Hosted by Counterpoint, Vermont’s professional a capella classical vocal ensemble, and the brainchild of its former director, Robert De Cormier, this annual concert draws together some of Vermont’s finest choruses to raise their voices for a just and peaceable world. In addition to Counterpoint, Sing For Peace 2011 will see the return of the Grace Church (Rutland) Festival choir, House Blend, a “democratically-governed party of self-professed singing addicts” from Saxtons River; and Maiden Vermont, a women’s chorus from the Middlebury area. New to the concert will be the Young Singers Chorus of Vermont, from the Montpelier area.
A natural choice for the first guest artist in this annual program is Peter Yarrow. He is a long-time colleague and close friend of Mr. De Cormier. And, both as part of Peter, Paul and Mary, and as an individual, Yarrow has devoted his life and talents as performer, songwriter and organizer to promote a message of humanity and caring, whether it was being in the frontlines in the 1960s’ protests against the Viet Nam war and for Civil Rights and through the political/social issues of each decade since, or addressing more personal issues such as hospice and colonoscopies.
Mr Yarrow is donating his services for Sing for Peace, and the concert will benefit Operation Respect. Yarrow found inspiration to establish this non-profit organization from a song he often performs, “Don’t Laugh at Me” by Steve Seskin and Allen Shamblin. Operation Respect addresses peace at its most intimate person-to-person level, promoting a respectful, safe and compassionate climate for children and youth, so that academic, social and emotional development can take place free of bullying, ridicule and violence. More than 150,000 “Don’t Laugh at Me” curricula, that use music, video and guides, have been distributed to educators free of charge. Under the aegis of Operation Respect, Yarrow has taken his message to school children of Israel and Palestine, bringing them together in song with their families.
The Sing for Peace annual concert series was the brainchild of Robert De Cormier, founder and Director Emeritus of Counterpoint. He has always believed strongly in the power of song and that people coming together to sing can inspire us all to work for peace. He acted on that belief as a high school teacher in New York City, as Artistic Director for Harry Belafonte in the 1950s and for Peter, Paul and Mary since the 1980s, and as leader for more traditional choral organizations such as the New York Choral Society and the Vermont Symphony Orchestra Chorus which he still directs.
In 2008, distressed by the U.S. warfare in Iraq and Afghanistan, De Cormier asked Counterpoint, and they agreed, to host the first Sing For Peace in Burlington. On September 27, 2008 at the Unitarian Universalist Church of Burlington, Governor Madeleine Kunin introduced the concert and a special greeting was read from Pete Seeger. The concert featured Counterpoint, Bella Voce, Maple Jam, Social Band, Syrinx, Sounding Joy and the Pumpkin Hill Singers.

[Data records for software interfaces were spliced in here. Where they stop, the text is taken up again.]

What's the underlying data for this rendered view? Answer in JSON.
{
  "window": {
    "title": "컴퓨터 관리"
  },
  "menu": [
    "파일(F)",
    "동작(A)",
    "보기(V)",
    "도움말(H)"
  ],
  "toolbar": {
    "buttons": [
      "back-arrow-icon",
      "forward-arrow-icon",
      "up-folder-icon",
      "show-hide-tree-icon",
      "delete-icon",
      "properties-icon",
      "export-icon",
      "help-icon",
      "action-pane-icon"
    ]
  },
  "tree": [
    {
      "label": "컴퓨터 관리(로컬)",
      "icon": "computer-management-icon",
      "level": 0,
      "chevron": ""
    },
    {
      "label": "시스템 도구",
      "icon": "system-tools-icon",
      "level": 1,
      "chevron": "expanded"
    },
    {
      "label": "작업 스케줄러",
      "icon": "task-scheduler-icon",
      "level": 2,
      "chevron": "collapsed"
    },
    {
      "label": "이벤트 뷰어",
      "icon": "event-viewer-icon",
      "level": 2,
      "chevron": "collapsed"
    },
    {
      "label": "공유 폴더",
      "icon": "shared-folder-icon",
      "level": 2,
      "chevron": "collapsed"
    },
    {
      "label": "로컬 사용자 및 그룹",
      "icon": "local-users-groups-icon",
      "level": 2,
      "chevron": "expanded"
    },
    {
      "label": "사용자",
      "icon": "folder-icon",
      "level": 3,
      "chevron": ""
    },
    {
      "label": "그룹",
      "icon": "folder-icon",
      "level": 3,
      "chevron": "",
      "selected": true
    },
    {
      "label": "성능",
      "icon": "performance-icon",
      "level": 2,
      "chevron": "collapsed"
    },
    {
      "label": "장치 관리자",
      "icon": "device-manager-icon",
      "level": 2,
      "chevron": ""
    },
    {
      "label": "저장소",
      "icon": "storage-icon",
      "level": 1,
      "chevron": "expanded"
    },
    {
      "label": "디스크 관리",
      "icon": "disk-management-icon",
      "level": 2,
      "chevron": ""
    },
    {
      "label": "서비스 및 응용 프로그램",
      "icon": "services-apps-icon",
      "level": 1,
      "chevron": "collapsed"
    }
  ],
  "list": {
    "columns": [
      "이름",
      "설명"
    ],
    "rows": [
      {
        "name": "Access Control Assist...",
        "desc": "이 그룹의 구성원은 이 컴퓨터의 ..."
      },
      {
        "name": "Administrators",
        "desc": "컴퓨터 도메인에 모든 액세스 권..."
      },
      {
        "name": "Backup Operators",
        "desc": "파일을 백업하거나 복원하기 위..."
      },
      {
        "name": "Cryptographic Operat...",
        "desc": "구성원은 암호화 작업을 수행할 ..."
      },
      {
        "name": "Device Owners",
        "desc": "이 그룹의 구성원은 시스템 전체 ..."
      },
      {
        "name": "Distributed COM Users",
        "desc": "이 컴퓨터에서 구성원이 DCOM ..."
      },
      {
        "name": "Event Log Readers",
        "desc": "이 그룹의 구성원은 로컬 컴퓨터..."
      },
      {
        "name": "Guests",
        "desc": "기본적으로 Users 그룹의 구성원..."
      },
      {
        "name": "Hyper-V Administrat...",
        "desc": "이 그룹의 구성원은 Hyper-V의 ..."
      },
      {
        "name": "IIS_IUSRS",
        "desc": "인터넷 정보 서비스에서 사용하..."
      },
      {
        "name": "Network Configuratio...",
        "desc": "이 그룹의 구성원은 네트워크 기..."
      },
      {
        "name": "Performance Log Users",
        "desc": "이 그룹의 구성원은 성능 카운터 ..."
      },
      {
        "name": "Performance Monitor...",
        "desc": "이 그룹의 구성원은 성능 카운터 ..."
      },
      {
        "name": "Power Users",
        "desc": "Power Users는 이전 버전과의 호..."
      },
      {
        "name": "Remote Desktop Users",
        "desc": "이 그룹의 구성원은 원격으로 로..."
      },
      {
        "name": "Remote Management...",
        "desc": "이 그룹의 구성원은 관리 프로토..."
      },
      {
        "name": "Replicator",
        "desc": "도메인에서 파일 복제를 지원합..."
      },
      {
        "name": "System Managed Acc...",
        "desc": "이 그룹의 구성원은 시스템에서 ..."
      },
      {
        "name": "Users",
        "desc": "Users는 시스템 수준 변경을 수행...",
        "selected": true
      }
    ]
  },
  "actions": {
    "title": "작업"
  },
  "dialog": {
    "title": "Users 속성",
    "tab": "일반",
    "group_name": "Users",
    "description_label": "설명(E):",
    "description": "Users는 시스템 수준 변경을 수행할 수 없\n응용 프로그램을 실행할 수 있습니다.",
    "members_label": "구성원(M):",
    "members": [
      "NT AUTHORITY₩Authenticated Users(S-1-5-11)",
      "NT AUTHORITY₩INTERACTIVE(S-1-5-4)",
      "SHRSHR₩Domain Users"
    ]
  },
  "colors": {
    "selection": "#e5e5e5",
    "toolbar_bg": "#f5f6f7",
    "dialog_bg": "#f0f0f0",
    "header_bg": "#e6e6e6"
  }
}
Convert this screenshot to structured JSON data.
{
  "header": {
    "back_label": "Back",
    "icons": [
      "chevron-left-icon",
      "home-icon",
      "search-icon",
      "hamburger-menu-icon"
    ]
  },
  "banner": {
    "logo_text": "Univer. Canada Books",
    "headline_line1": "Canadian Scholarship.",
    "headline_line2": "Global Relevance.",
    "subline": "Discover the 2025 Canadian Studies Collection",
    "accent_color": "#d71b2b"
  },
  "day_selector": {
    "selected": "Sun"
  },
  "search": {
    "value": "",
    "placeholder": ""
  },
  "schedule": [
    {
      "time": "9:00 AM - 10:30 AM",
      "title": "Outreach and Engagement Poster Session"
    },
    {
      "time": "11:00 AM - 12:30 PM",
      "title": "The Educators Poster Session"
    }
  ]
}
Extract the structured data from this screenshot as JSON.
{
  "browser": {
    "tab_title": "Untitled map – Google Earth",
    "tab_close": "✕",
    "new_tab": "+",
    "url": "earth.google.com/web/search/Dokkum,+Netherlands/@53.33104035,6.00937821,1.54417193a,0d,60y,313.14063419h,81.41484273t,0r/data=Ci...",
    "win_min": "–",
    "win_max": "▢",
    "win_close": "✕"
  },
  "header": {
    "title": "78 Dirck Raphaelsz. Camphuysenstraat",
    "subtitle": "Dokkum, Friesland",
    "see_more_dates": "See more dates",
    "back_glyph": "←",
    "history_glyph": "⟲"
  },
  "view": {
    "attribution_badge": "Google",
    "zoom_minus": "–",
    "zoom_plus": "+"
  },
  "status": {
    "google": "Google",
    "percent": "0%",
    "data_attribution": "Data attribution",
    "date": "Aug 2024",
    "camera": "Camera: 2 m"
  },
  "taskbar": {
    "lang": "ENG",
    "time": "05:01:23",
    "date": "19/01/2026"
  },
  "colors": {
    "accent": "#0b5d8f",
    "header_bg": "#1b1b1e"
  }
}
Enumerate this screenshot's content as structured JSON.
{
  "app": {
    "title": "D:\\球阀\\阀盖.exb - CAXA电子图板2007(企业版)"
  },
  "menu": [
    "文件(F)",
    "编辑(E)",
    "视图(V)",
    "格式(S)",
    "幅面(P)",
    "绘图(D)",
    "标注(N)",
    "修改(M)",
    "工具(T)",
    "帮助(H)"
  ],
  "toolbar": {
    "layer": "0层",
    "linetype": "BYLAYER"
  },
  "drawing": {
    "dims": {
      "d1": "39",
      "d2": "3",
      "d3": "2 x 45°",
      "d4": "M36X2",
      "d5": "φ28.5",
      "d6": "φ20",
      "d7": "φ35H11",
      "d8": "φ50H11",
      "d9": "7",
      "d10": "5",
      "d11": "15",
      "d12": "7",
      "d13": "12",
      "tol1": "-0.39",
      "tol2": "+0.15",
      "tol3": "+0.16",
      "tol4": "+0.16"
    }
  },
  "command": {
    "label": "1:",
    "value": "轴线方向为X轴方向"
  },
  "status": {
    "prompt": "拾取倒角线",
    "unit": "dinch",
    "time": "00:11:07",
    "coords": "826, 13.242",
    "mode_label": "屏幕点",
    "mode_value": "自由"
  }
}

The tradition was quickly established to include audience sing-alongs and conclude with the haunting round, “Dona Nobis Pacem.”
In 2009, when Social Band was unable to participate again, the Essex Children’s Choir became be part of the event. Proceeds from free-will donations went to Kids 4 Peace Vermont.
Given all of the wonderful singing groups that grace Vermont, it was decided in 2010, that Sing For Peace would invite new choruses and limit each chorus’s participation to two consecutive years. The 2010 Sing For Peace welcomed the South Burlington Community Chorus, House Blend, Maiden Vermont and Rutland’s Grace Church Festival Choir. Proceeds from the free-will donation went to the Center for Peace & Justice, headquartered in Burlington.
After three years of standing room only audiences at the Unitarian Universalist Church in Burlington, Sing For Peace now moves to Ira Allen Chapel on the UVM campus for its 2011 gathering. Robert De Cormier may no longer be Director of Counterpoint, but his passion and commitment will continue to be a driving force as Vermonters once again Sing For Peace.